If questions arise and CBP is unable to admit you quickly, you may be taken to a separate area for “secondary inspection.” A referral to secondary inspection by itself is not an adverse action, but you can expect to be detained anywhere from a few minutes to several hours or longer if an issue arises. During secondary inspection, CBP will ask you questions and may collect biographic and biometric data, run record checks, and determine whether you should be admitted to the United States.
If you are detained by CBP in secondary inspection, you have the following rights:
- You have the right to contact your consulate for assistance. The consulate can help you contact a lawyer or your family.
- If you have a lawyer, you should ask CBP for permission to contact your lawyer. Note, however, that CBP may tell you that you do not have the right to speak to an attorney.
- You have the right to review all written statements that are prepared for you, in a language that you can understand.
- If you do not agree with the contents of any papers that are presented to you, you may refuse to sign them.
- You do not have a right of privacy that protects your mobile phone, computer, tablet, or other electronic devices. CBP may search your device and access your email and screen your social media activity during the inspection process. Your phone, laptop, or other digital device may be held and returned to you later.
If CBP determines that you are a “returning resident,” you should be processed quickly and admitted to the U.S. However, CBP will consider you an “arriving alien” if it determines that you:

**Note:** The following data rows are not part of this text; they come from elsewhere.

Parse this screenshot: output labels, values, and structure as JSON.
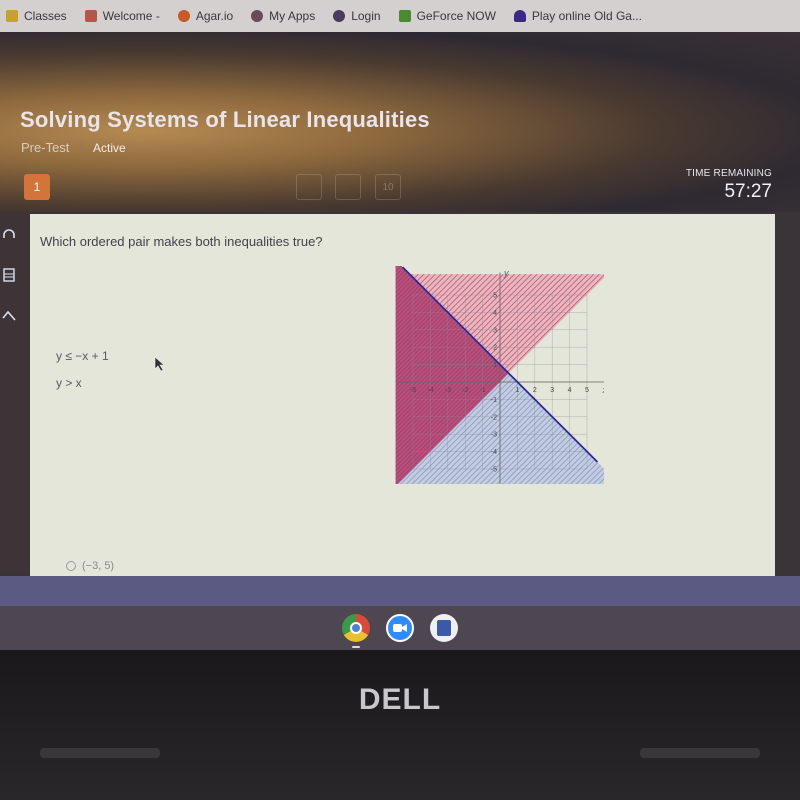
{
  "bookmarks": [
    {
      "label": "Classes",
      "icon": "classroom-icon",
      "color": "#c8a030"
    },
    {
      "label": "Welcome -",
      "icon": "schoology-icon",
      "color": "#b8554a"
    },
    {
      "label": "Agar.io",
      "icon": "agar-icon",
      "color": "#c85a28"
    },
    {
      "label": "My Apps",
      "icon": "apps-icon",
      "color": "#6a4a58"
    },
    {
      "label": "Login",
      "icon": "login-icon",
      "color": "#4a3a60"
    },
    {
      "label": "GeForce NOW",
      "icon": "geforce-icon",
      "color": "#4a8a30"
    },
    {
      "label": "Play online Old Ga...",
      "icon": "ghost-icon",
      "color": "#3a2a80"
    }
  ],
  "lesson": {
    "title": "Solving Systems of Linear Inequalities",
    "type": "Pre-Test",
    "status": "Active"
  },
  "question_nav": {
    "current": "1",
    "faded": [
      "",
      "",
      "10"
    ]
  },
  "timer": {
    "label": "TIME REMAINING",
    "value": "57:27"
  },
  "question": {
    "prompt": "Which ordered pair makes both inequalities true?",
    "inequalities": [
      "y ≤ −x + 1",
      "y > x"
    ],
    "visible_option": "(−3, 5)"
  },
  "graph": {
    "x_label": "x",
    "y_label": "y",
    "x_ticks": [
      "-5",
      "-4",
      "-3",
      "-2",
      "-1",
      "1",
      "2",
      "3",
      "4",
      "5"
    ],
    "y_ticks": [
      "5",
      "4",
      "3",
      "2",
      "1",
      "-1",
      "-2",
      "-3",
      "-4",
      "-5"
    ],
    "colors": {
      "red_region": "#c8506a",
      "blue_region": "#8898c0",
      "boundary_line": "#2a2a9a"
    }
  },
  "shelf": {
    "apps": [
      "chrome-icon",
      "zoom-icon",
      "app-icon"
    ]
  },
  "hardware": {
    "brand": "DELL"
  }
}
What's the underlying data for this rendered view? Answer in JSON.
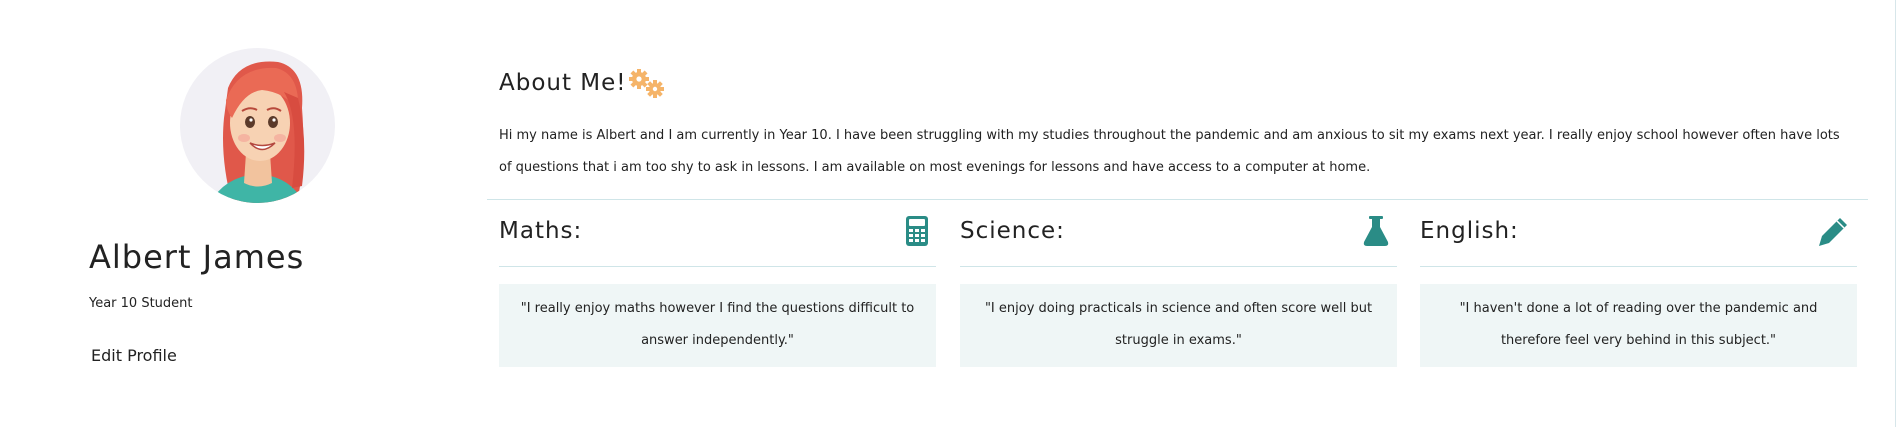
{
  "profile": {
    "name": "Albert James",
    "role": "Year 10 Student",
    "edit_label": "Edit Profile",
    "avatar_icon": "student-avatar"
  },
  "about": {
    "heading": "About Me!",
    "icon": "gears-icon",
    "text": "Hi my name is Albert and I am currently in Year 10. I have been struggling with my studies throughout the pandemic and am anxious to sit my exams next year. I really enjoy school however often have lots of questions that i am too shy to ask in lessons. I am available on most evenings for lessons and have access to a computer at home."
  },
  "subjects": [
    {
      "title": "Maths:",
      "icon": "calculator-icon",
      "quote": "\"I really enjoy maths however I find the questions difficult to answer independently.\""
    },
    {
      "title": "Science:",
      "icon": "flask-icon",
      "quote": "\"I enjoy doing practicals in science and often score well but struggle in exams.\""
    },
    {
      "title": "English:",
      "icon": "pencil-icon",
      "quote": "\"I haven't done a lot of reading over the pandemic and therefore feel very behind in this subject.\""
    }
  ],
  "colors": {
    "accent": "#2a8c86",
    "gear": "#f5b469",
    "quote_bg": "#eff6f6",
    "divider": "#cfe5e8",
    "avatar_bg": "#f1f0f5"
  }
}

- Have abandoned or relinquished your LPR status;
- Have been absent from the U.S. for a continuous period of more than 180 days;

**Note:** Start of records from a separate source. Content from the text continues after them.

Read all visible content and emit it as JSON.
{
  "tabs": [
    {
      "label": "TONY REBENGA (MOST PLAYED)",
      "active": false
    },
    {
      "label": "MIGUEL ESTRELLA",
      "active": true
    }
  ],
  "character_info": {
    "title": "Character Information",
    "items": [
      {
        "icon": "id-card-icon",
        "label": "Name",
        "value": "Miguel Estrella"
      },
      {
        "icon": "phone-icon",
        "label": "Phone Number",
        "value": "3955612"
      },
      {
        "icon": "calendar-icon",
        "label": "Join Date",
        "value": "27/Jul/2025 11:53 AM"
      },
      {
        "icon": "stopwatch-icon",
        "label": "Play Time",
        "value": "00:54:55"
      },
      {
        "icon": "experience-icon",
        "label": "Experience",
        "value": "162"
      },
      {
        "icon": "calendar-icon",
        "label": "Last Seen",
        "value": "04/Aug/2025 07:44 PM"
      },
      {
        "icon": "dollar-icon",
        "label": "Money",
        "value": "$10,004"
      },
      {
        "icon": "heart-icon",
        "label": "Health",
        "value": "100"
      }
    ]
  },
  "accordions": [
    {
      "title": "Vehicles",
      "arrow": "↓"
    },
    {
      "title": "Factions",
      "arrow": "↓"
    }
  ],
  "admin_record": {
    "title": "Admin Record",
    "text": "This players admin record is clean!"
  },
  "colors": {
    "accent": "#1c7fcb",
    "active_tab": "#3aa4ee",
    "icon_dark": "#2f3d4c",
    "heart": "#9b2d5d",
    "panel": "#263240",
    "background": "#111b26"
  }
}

- Engaged in illegal activity after departing the U.S.;
- Departed the U.S. while in removal proceedings or extradition proceedings;

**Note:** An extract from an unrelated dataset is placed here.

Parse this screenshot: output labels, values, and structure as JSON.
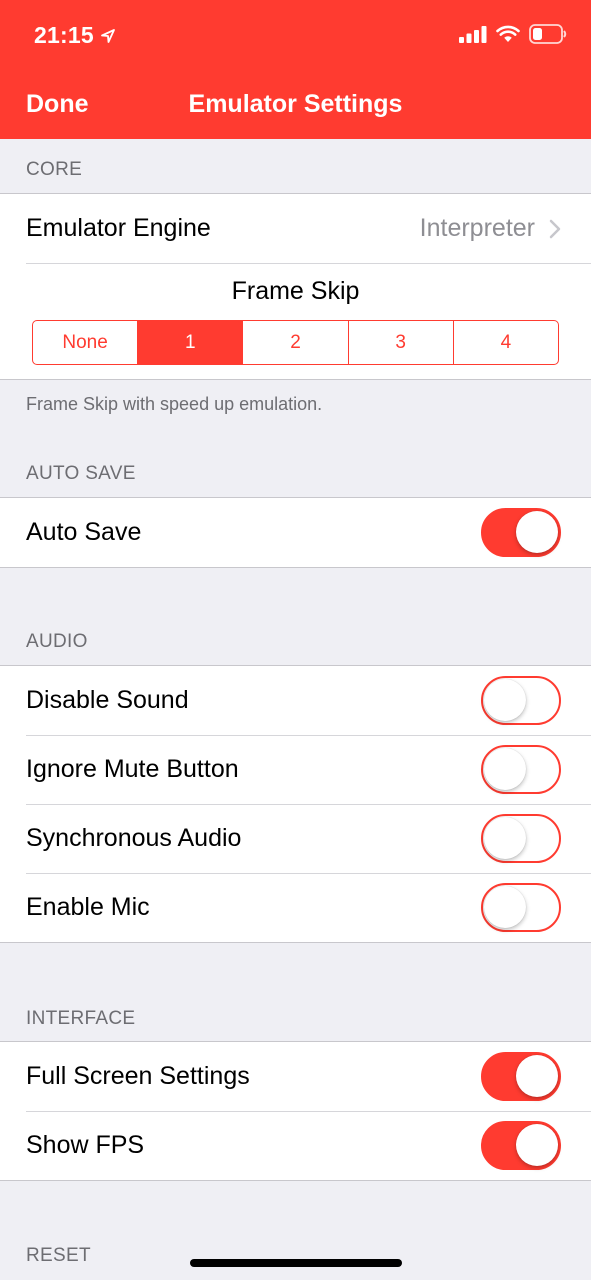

- Committed certain criminal offenses unless you were granted an immigration waiver; or
- Are attempting to enter without inspection.
Right to a Hearing Before an Immigration Judge. An LPR who is deemed to be an “arriving alien,” may be charged as removable from the United States. LPRs that are charged as removable have the right to a hearing before an immigration judge.
Abandonment of Residence/LPR Status. CBP may attempt to convince you that you abandoned your residence because of your absence from the United States and may urge you to sign a Form I-407, Record of Abandonment of Lawful Permanent Resident Status. However, it is important to know:
- You cannot lose your LPR status solely because of time spent abroad.
- An LPR remains an LPR unless the government proves abandonment by clear, unequivocal, and convincing evidence and an order of removal is issued by an immigration judge and becomes final.
- Form I-407 must be signed voluntarily. You may refuse to sign the form and there are no negative consequences if you refuse to sign it.
If CBP believes that you abandoned your U.S. residence and you refuse to sign a Form I-407, CBP must issue you a Notice to Appear (NTA) before an immigration judge who will determine if you have abandoned your U.S. residence. CBP cannot make this decision on its own.
If CBP believes that you abandoned your U.S. residence and you sign a Form I-407, you still have the right to request a hearing before an immigration judge.
If CBP takes your permanent resident card, you have the right to other evidence of your LPR status, such as a stamp in your passport.
Future Travel. To avoid delays at the ports of entry or legal issues in the future, you should consult with an immigration attorney prior to traveling if you:
- Have a criminal record (criminal convictions or apending criminal charge).
- Have an application pending with U.S. Citizenship and Immigration Services (USCIS) or the Executive Office for Immigration Review (EOIR).
- There is anything in your immigration history that was not disclosed during your immigration process or that might cause a government official to question you about the reason for your travel or about your immigration history.